Also in the “be nice to yourself” category is being nice to your former self. Present Audrey talking to Past Audrey is brutal. But I’m working on being less judgemental with myself. Every decision I made in the past was made in an attempt to fulfil a void or a need. And yeah, some of those decisions could definitely have been better *ahem CREDIT CARDS ahem*, but beating myself up about them only makes me feel worse. And that’s the entry gate to the Shame Spiral, which is one of the least fun rides in the Six Flags over Depressed 30-Something
Alright, alright, so step one is more like three steps. Three steps that make me feel like I’m practicing mantras from a self-help book. This entire post has felt embarrassing. It’s hard to be open and vulnerable with yourself, especially when you’re me and you’re severely judgemental and think that your problems are minuscule compared to others. But, I’m not here to compare myself to others. I’m just putting myself out there, because maybe someone else feels this way, too.
Thinking kindly about myself, being honest about my needs and feelings, and not instantly jumping to judgement feels strange. But my therapist assures me that it’s like trying a new sport. And when I couldn’t relate to that analogy because I don’t play sports, she said it’s like a new pair of shoes. At first they’re snug and maybe feel too small, but after a while they break in and feel comfortable.
So here’s to new emotional shoes, and flipping rail road switches.

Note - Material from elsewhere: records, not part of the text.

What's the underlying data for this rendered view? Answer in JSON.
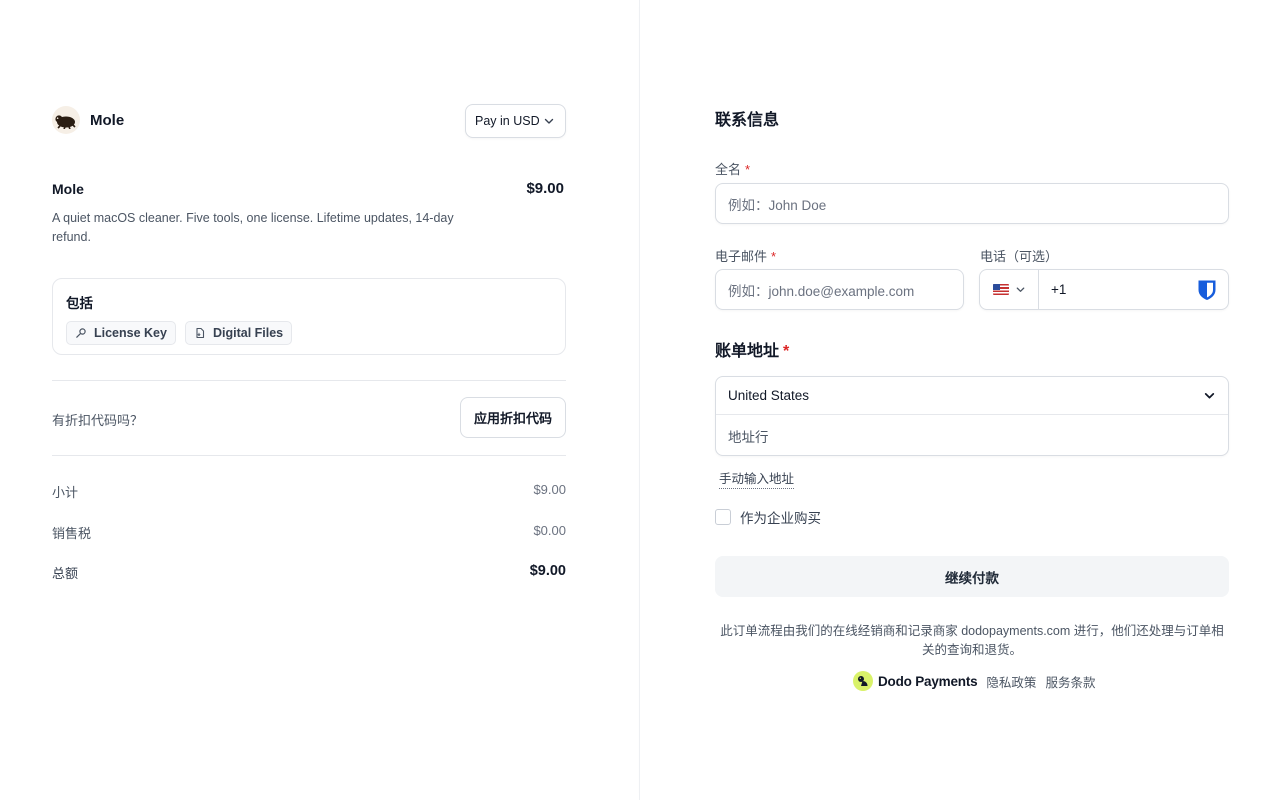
{
  "brand": {
    "name": "Mole"
  },
  "currency": {
    "label": "Pay in USD"
  },
  "product": {
    "title": "Mole",
    "price": "$9.00",
    "description": "A quiet macOS cleaner. Five tools, one license. Lifetime updates, 14-day refund."
  },
  "includes": {
    "title": "包括",
    "items": [
      {
        "label": "License Key",
        "icon": "key-icon"
      },
      {
        "label": "Digital Files",
        "icon": "file-icon"
      }
    ]
  },
  "discount": {
    "question": "有折扣代码吗？",
    "apply_label": "应用折扣代码"
  },
  "summary": {
    "subtotal_label": "小计",
    "subtotal": "$9.00",
    "tax_label": "销售税",
    "tax": "$0.00",
    "total_label": "总额",
    "total": "$9.00"
  },
  "contact": {
    "title": "联系信息",
    "full_name_label": "全名",
    "full_name_placeholder": "例如：John Doe",
    "email_label": "电子邮件",
    "email_placeholder": "例如：john.doe@example.com",
    "phone_label": "电话（可选）",
    "phone_code": "+1",
    "required_mark": "*"
  },
  "billing": {
    "title": "账单地址",
    "country": "United States",
    "address_placeholder": "地址行",
    "manual_link": "手动输入地址",
    "business_label": "作为企业购买"
  },
  "actions": {
    "continue_label": "继续付款"
  },
  "footer": {
    "disclaimer": "此订单流程由我们的在线经销商和记录商家 dodopayments.com 进行，他们还处理与订单相关的查询和退货。",
    "provider": "Dodo Payments",
    "privacy": "隐私政策",
    "terms": "服务条款"
  },
  "colors": {
    "required": "#dc2626",
    "continue_bg": "#f3f5f7",
    "dodo_logo": "#d9f26a",
    "password_manager": "#175ddc"
  }
}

If you need me, I’ll be over here waiting for the blisters to heel and coming up with new analogies.